However, even though the sheath is thin, the trailing edge of many blades is very narrow and the presence of the sheath in such regions subtracts too much from the quantity of abrasive material which can be present there, and thus from its wear resistance. Thus, the sheath may be made thinner at the trailing edge than at the leading edge.
A blade tip like that shown from the top view in FIG. 5 may also be constructed. The sheath 28a is only present around the abrasive material 22a at the leading edge end 24a and not at the trialing edge end 26a. How this part is made is illustrated by FIG. 6-8. FIG. 6 shows in top view the separate cast part 38 (referred to as a "boat" casting) as it rests on the airfoil of the blade, shown in phantom by line 40. The interior cavity 42 of the boat is irregular. Although still approximately the shape of the airfoil, the width of the boat concavity is greater at the trailing edge than at the leading edge, compared to the projection of the airfoil.
The concavity of the boat is filled with abrasive tip material; the boat is bonded to the airfoil; and, it is then machined so that the peripheral dimensions are extensions of the airfoil surface 40, to give the structure shown in FIG. 5. FIG. 7 and 8 illustrate by cross section how the machining away of the overhanging parts of the blade provides the desired configuration.

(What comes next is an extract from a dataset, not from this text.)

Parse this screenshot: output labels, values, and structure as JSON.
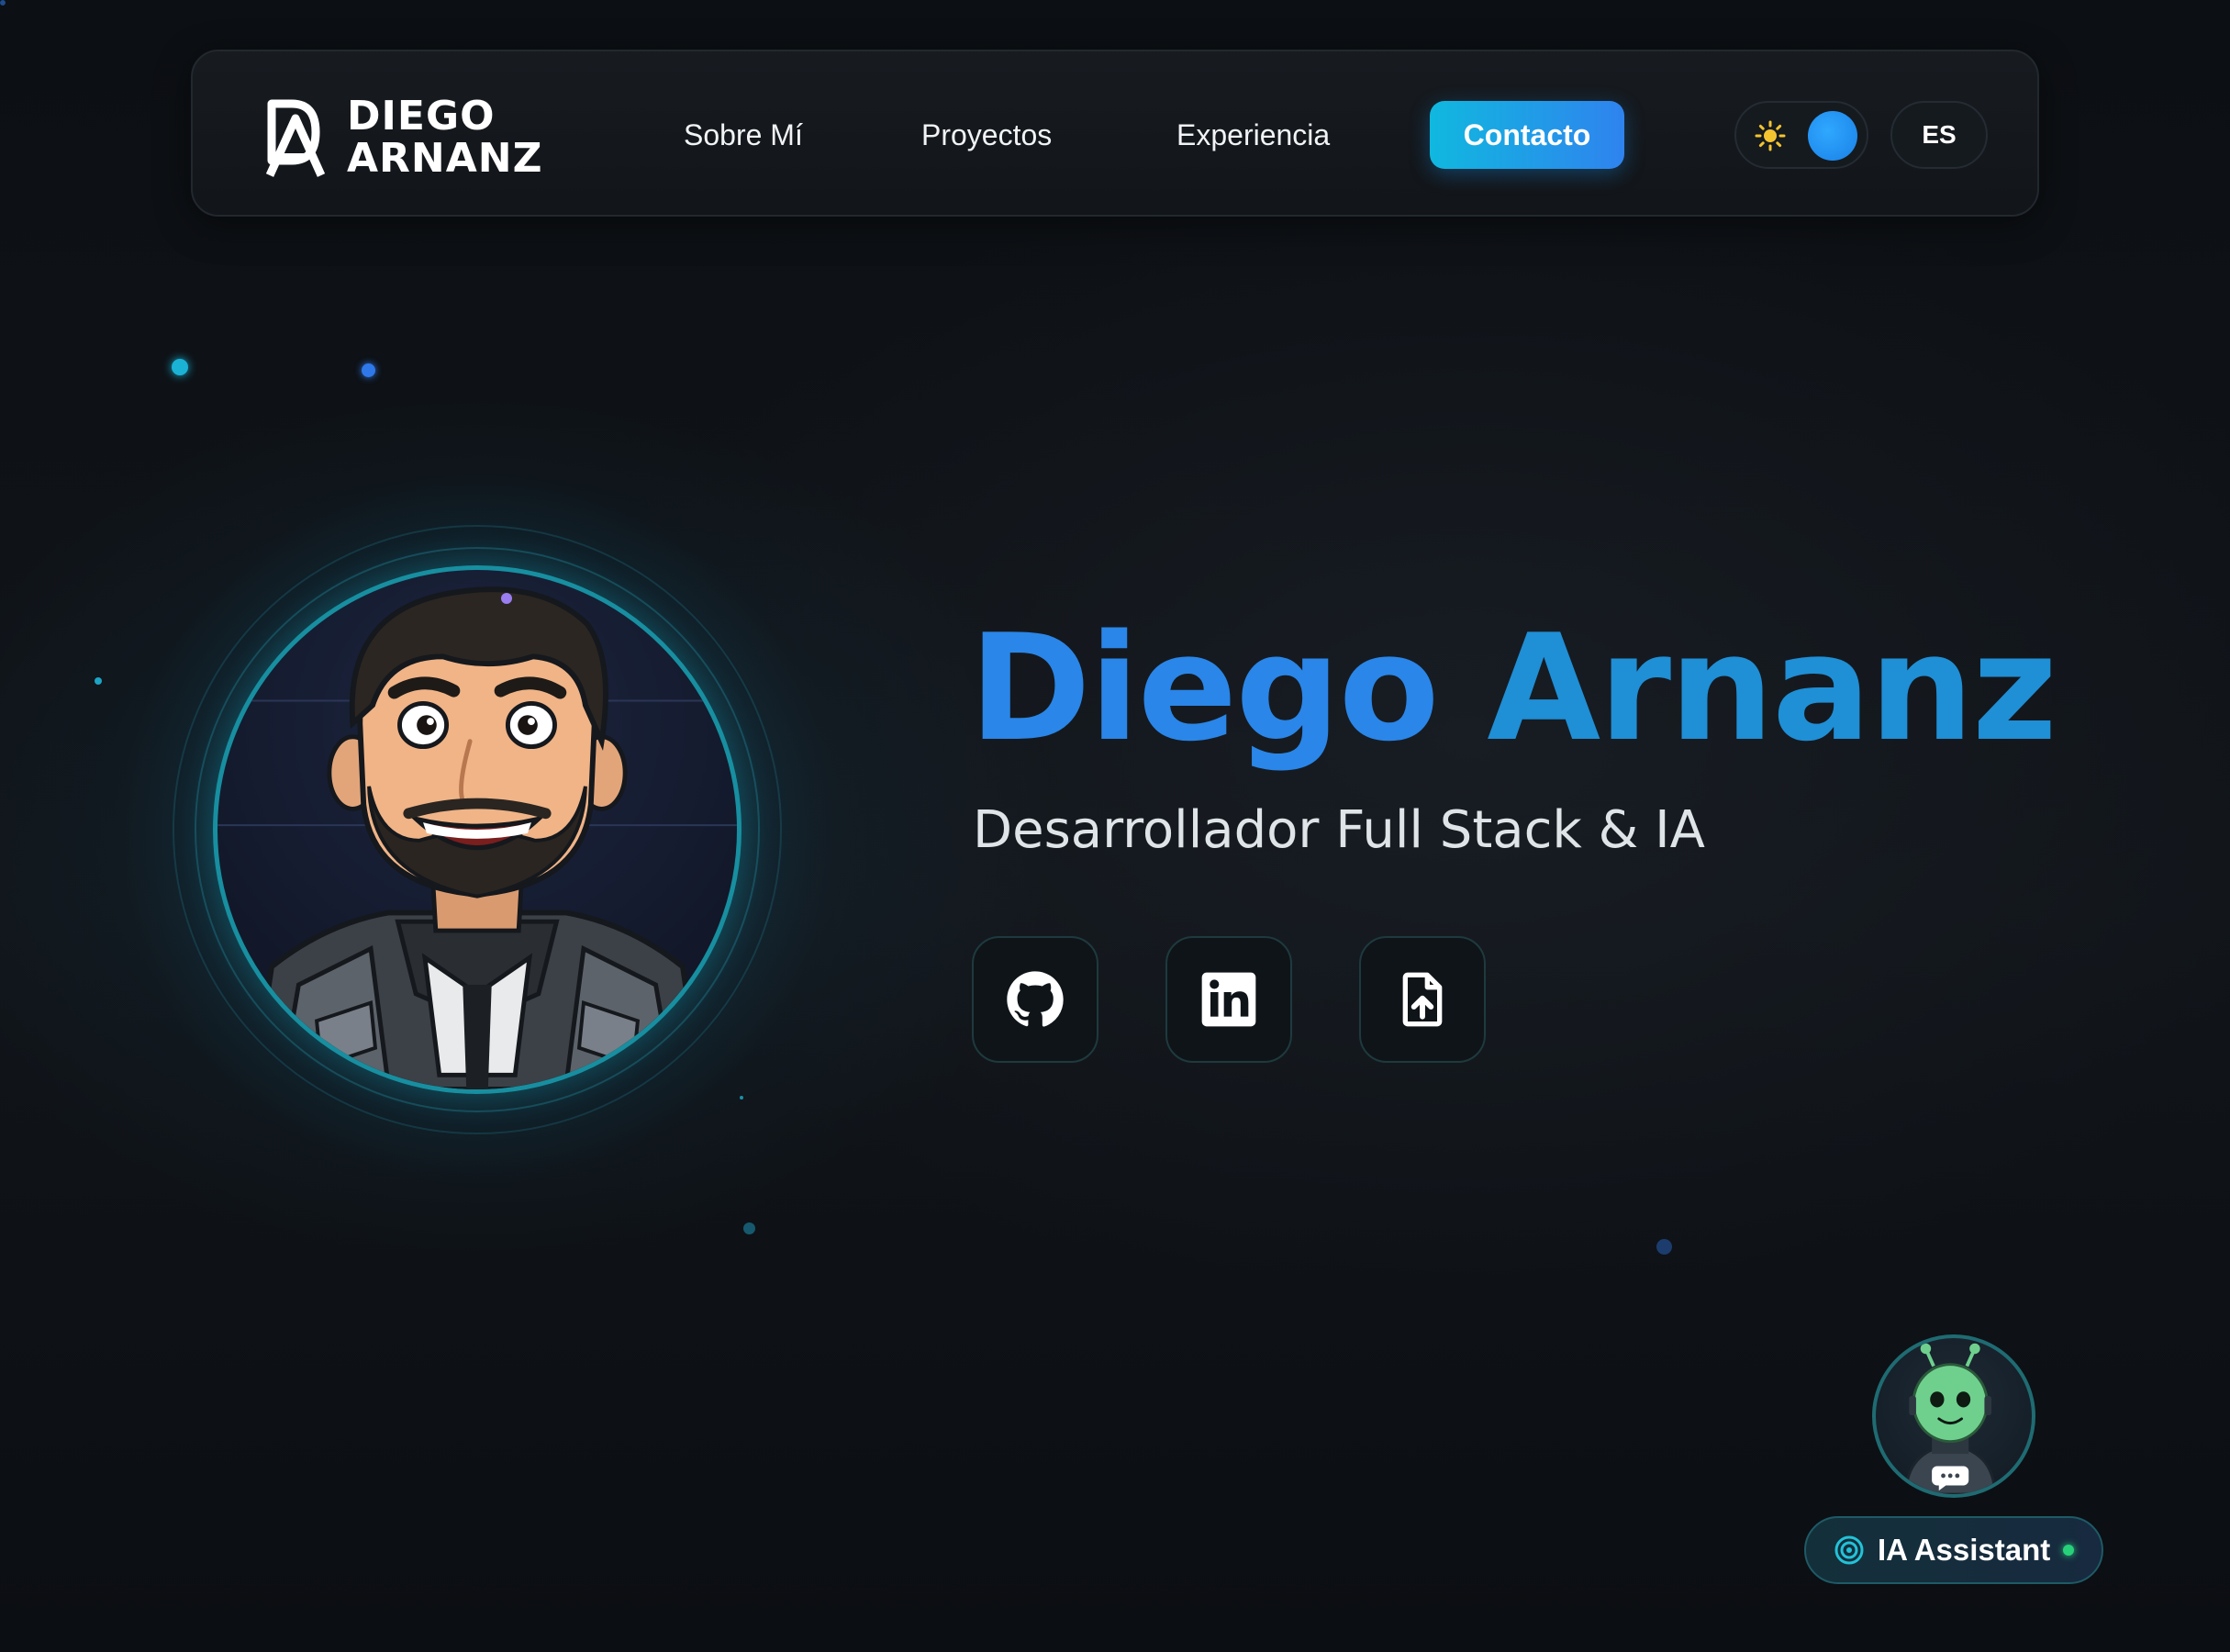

The part just described can also be made by having the boat portion an integral part of the orignal casting.
Of course, the aspect of the invention just described can be fabricated by making the structure prior to machining integral with the casting, rather than a separate boat casting. The choice of approach will be dictated by manufacturing factors.
Generally, the invention involves the use of an abrasive material having a metal matrix selected from the superalloy group based on nickel, cobalt, iron or mixtures thereof. Preferably the superalloy will contain a reactive metal selected from the group consisting of essentially Y, Hf, Ti, Mo, Mn and mixtures thereof, to improve adherence of the matrix to the substrate and ceramic. Also, it is often preferred that there be a melting point depressant and bonding aid such as S, P, B or C. The ceramic particulate will be a refractory material, usually composed of an oxide, carbide, nitride or combinations thereof. Preferably the ceramic will be a material selected from the group consisting of essentially silicon carbide, silicon nitride, silicon-aluminumoxynitride (SiAlON) and mixtures thereof.
Although this invention has been shown and described with respect to a preferred embodiment, it will be understood by those skilled in the art that various changes in the form and detail thereof may be made without departing from the spirit and scope of the claimed invention.